To go on sesshin is to actualise, to realise, this interdependence. To deepen it and to celebrate it; gratefully. It is receiving the gift of transmission which has been given to us, and become one who, in turn, transmits it to others; in the sharing of a common practice.
And so the true bodaishin, the true mind of awakening, is not solely the aspiration to realise the most profound dimension of our lives and thus awaken: it is also, fundamentally, to make the vow to help others - all sentient beings - to realise this Awakening themselves, this liberation…
This is why we say that the mind of awakening, the bodhisattva mind, signifies making the vow to ‘pass to the other shore,’ the shores of nirvana, before we ourselves do. This idea of “before oneself” originates at the birth of Buddhism, at a time when the goal of the practice was to pass, definitively, out of samsara, and to penetrate nirvana – a final extinction.
So obviously, there is a ‘before’ and there is an ‘after:’ Ultimately, there is nobody who can take our place. This is a little contradictory to the compassion of a bodhisattva, a Buddha.
It’s exactly this ideal of extinction in a final nirvana, which is questioned by Buddhism of the Great Vehicle, Mahayana, and particularly the Lotus Sutra.
What is of the utmost importance is non-separation: between nirvana – the extinction of all the causes of suffering; greed, hatred, ignorance – and samsara – the world of phenomena, with its parade of illusions, and its attachments.
It’s precisely in the non-separation of these two worlds, seeing them as both sides to the same reality, that the bodhisattva continues to practise in samsara whilst living liberation.
To be a bodhisattva is to feel connected to all beings; to completely abandon all trace of egotism; to realise supreme Awakening here and now; in the same moment you enunciate, you repeat your vow to come to the aid of all beings. To be a bodhisattva is to live in harmony with all this…
As such, there is no notion of ‘before’ and ‘after;’ how can others pass ‘before’ you when there is no separation? Living nirvana is realising, in each instant, shared practice, practice with others, in the mind of non-separation.

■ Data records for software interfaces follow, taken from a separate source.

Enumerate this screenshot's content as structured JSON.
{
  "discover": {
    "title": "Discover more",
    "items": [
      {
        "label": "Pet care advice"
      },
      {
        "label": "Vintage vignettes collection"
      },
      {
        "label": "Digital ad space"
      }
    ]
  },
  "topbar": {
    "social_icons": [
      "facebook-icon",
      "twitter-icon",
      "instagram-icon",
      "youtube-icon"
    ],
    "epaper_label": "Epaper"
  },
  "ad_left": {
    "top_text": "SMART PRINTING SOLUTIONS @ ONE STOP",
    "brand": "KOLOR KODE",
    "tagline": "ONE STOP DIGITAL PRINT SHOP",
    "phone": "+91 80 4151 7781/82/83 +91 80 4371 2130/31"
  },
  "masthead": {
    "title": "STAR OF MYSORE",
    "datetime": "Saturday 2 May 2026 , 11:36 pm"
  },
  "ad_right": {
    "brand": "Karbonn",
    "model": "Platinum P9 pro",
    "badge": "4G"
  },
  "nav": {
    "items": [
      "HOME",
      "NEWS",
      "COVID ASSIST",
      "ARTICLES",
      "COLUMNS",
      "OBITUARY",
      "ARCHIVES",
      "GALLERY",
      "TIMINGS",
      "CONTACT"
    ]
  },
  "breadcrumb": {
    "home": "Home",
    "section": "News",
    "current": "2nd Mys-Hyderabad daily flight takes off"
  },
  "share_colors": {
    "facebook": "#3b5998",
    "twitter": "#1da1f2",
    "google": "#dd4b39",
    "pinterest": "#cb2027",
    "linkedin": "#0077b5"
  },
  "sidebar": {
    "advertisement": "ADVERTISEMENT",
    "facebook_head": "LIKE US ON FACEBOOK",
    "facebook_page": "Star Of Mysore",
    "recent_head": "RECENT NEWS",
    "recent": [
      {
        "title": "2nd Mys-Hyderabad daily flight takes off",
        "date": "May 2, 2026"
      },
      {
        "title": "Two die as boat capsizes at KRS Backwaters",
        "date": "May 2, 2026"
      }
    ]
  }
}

This living nirvana, this Awakening is not something like an object of desire; like a bag of sweets attached to a maypole which one must absolutely grasp with the maximum of effort.
It’s rather our way of living, right here and now, in harmony with zazen: in harmony with the Way. It is letting go of all our egoistic tendencies in the sharing of this joyful experience…

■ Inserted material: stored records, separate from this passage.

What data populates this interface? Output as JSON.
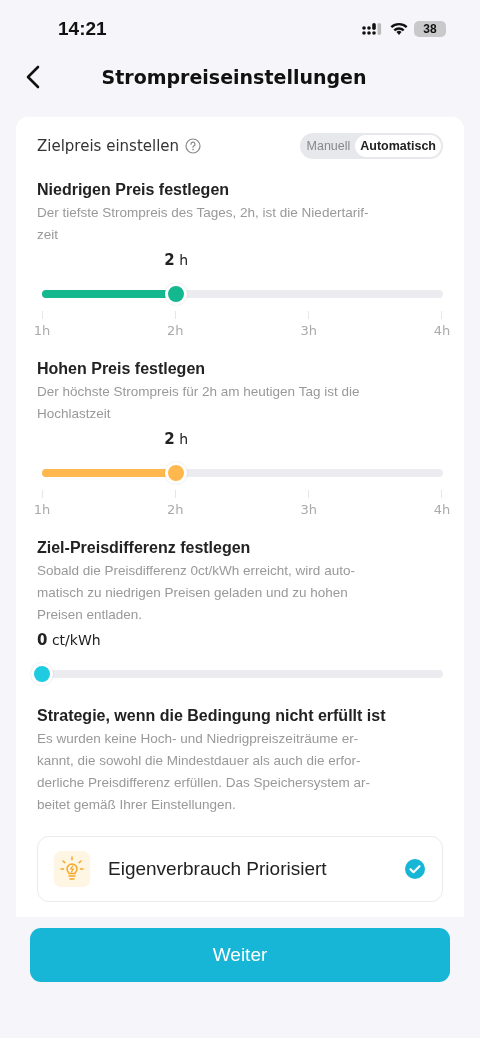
{
  "status_bar": {
    "time": "14:21",
    "battery": "38"
  },
  "header": {
    "title": "Strompreiseinstellungen"
  },
  "target": {
    "label": "Zielpreis einstellen",
    "modes": [
      {
        "label": "Manuell",
        "selected": false
      },
      {
        "label": "Automatisch",
        "selected": true
      }
    ]
  },
  "sections": [
    {
      "kind": "slider",
      "title": "Niedrigen Preis festlegen",
      "description": "Der tiefste Strompreis des Tages, 2h, ist die Niedertarif-\nzeit",
      "value": "**2** h",
      "level": 0.3333,
      "color": "#14b88f",
      "ticks": [
        "1h",
        "2h",
        "3h",
        "4h"
      ]
    },
    {
      "kind": "slider",
      "title": "Hohen Preis festlegen",
      "description": "Der höchste Strompreis für 2h am heutigen Tag ist die\nHochlastzeit",
      "value": "**2** h",
      "level": 0.3333,
      "color": "#ffb84d",
      "ticks": [
        "1h",
        "2h",
        "3h",
        "4h"
      ]
    },
    {
      "kind": "slider",
      "title": "Ziel-Preisdifferenz festlegen",
      "description": "Sobald die Preisdifferenz 0ct/kWh erreicht, wird auto-\nmatisch zu niedrigen Preisen geladen und zu hohen\nPreisen entladen.",
      "value": "**0** ct/kWh",
      "level": 0,
      "color": "#1ecbe1"
    },
    {
      "kind": "text",
      "title": "Strategie, wenn die Bedingung nicht erfüllt ist",
      "description": "Es wurden keine Hoch- und Niedrigpreiszeiträume er-\nkannt, die sowohl die Mindestdauer als auch die erfor-\nderliche Preisdifferenz erfüllen. Das Speichersystem ar-\nbeitet gemäß Ihrer Einstellungen."
    }
  ],
  "option": {
    "label": "Eigenverbrauch Priorisiert",
    "selected": true
  },
  "button": {
    "label": "Weiter"
  }
}
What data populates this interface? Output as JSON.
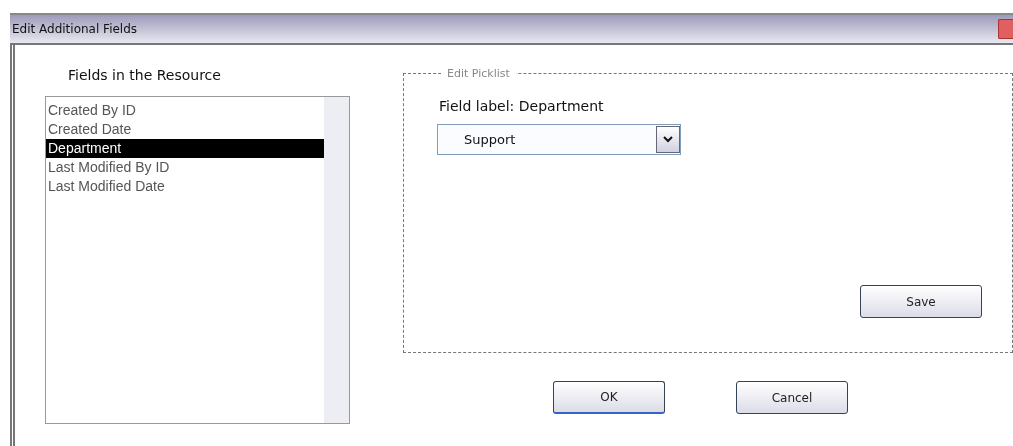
{
  "window": {
    "title": "Edit Additional Fields"
  },
  "fields_list": {
    "heading": "Fields in the Resource",
    "items": [
      {
        "label": "Created By ID",
        "selected": false
      },
      {
        "label": "Created Date",
        "selected": false
      },
      {
        "label": "Department",
        "selected": true
      },
      {
        "label": "Last Modified By ID",
        "selected": false
      },
      {
        "label": "Last Modified Date",
        "selected": false
      }
    ]
  },
  "edit_picklist": {
    "legend": "Edit Picklist",
    "field_label": "Field label: Department",
    "dropdown": {
      "value": "Support"
    },
    "save_button": "Save"
  },
  "buttons": [
    "OK",
    "Cancel"
  ]
}
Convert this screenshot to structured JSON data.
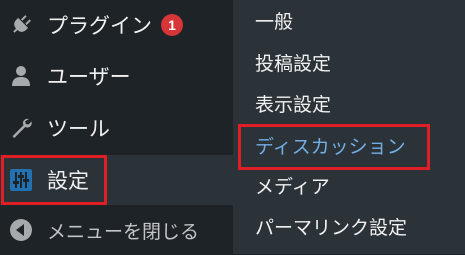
{
  "sidebar": {
    "items": [
      {
        "label": "プラグイン",
        "icon": "plug-icon",
        "badge": "1"
      },
      {
        "label": "ユーザー",
        "icon": "user-icon"
      },
      {
        "label": "ツール",
        "icon": "wrench-icon"
      },
      {
        "label": "設定",
        "icon": "sliders-icon",
        "current": true
      },
      {
        "label": "メニューを閉じる",
        "icon": "collapse-icon"
      }
    ]
  },
  "submenu": {
    "items": [
      {
        "label": "一般"
      },
      {
        "label": "投稿設定"
      },
      {
        "label": "表示設定"
      },
      {
        "label": "ディスカッション",
        "active": true
      },
      {
        "label": "メディア"
      },
      {
        "label": "パーマリンク設定"
      }
    ]
  },
  "colors": {
    "sidebar_bg": "#1d2327",
    "submenu_bg": "#2c3338",
    "accent_blue": "#72aee6",
    "settings_icon_blue": "#2271b1",
    "badge_red": "#d63638",
    "highlight_box": "#e01e26"
  }
}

What I wish for you all is that you continue to experience this, to practice and transmit; because sesshin doesn’t end at any given moment, like the time we say goodbye. Our whole lives become sesshin, in our intimacy with the Way.
Kusen: Yuno Rech. Ales Sesshin. September 2008.